TASK REQUIREMENTS. Using the material below, copy every line where "オブジェクトマネージャー" appears.

- Opening Delimiter -

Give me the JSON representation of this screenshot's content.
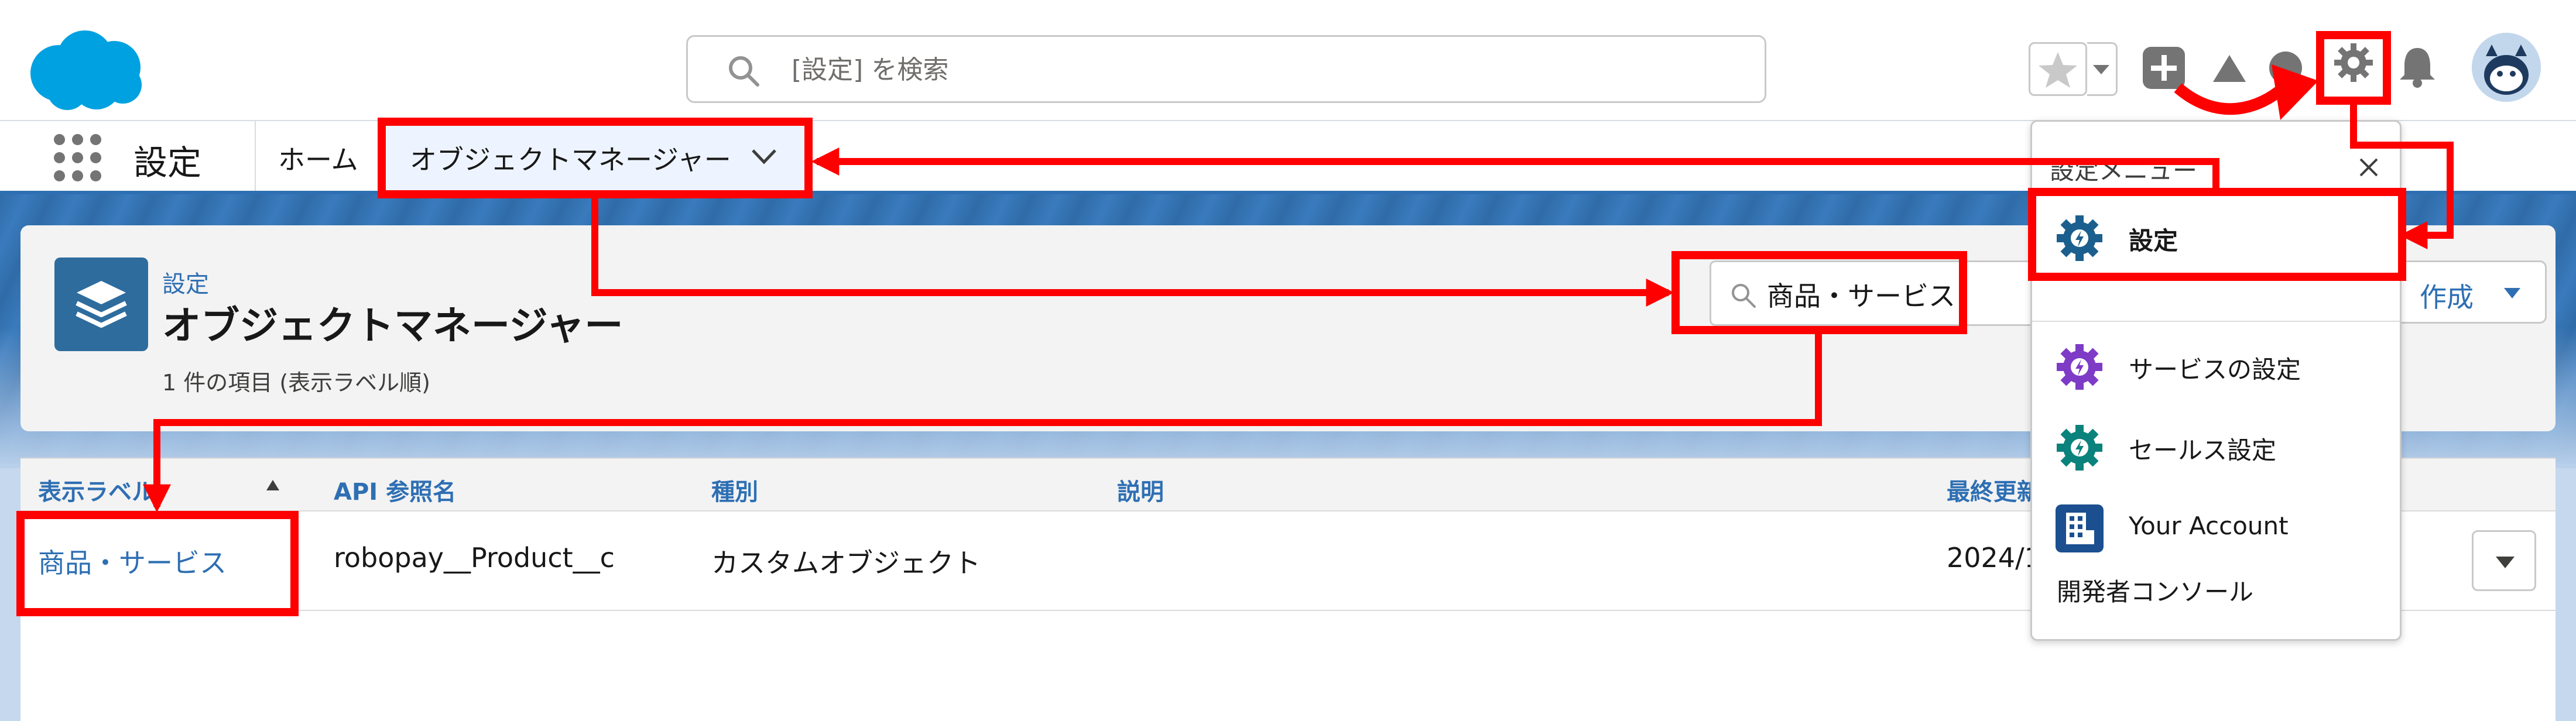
{
  "search": {
    "placeholder": "[設定] を検索"
  },
  "app": {
    "name": "設定"
  },
  "nav": {
    "tabs": [
      {
        "label": "ホーム"
      },
      {
        "label": "オブジェクトマネージャー"
      }
    ]
  },
  "page_header": {
    "breadcrumb": "設定",
    "title": "オブジェクトマネージャー",
    "item_count": "1 件の項目 (表示ラベル順)",
    "quickfind_value": "商品・サービス",
    "create_label": "作成"
  },
  "table": {
    "columns": [
      "表示ラベル",
      "API 参照名",
      "種別",
      "説明",
      "最終更新"
    ],
    "rows": [
      {
        "label": "商品・サービス",
        "api_name": "robopay__Product__c",
        "type": "カスタムオブジェクト",
        "description": "",
        "last_modified": "2024/1"
      }
    ]
  },
  "setup_menu": {
    "title": "設定メニュー",
    "items": [
      {
        "label": "設定",
        "icon": "setup-gear-icon",
        "color": "#1b5f8f"
      },
      {
        "label": "サービスの設定",
        "icon": "service-setup-icon",
        "color": "#7e3bc6"
      },
      {
        "label": "セールス設定",
        "icon": "sales-setup-icon",
        "color": "#0b827c"
      },
      {
        "label": "Your Account",
        "icon": "account-building-icon",
        "color": "#1b4f8f"
      }
    ],
    "developer_console": "開発者コンソール"
  },
  "colors": {
    "brand_blue": "#2e6fb3",
    "annotation_red": "#ff0000",
    "salesforce_cloud": "#00a1e0"
  }
}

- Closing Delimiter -

THE ANSWER.
        "label": "オブジェクトマネージャー"
    "title": "オブジェクトマネージャー",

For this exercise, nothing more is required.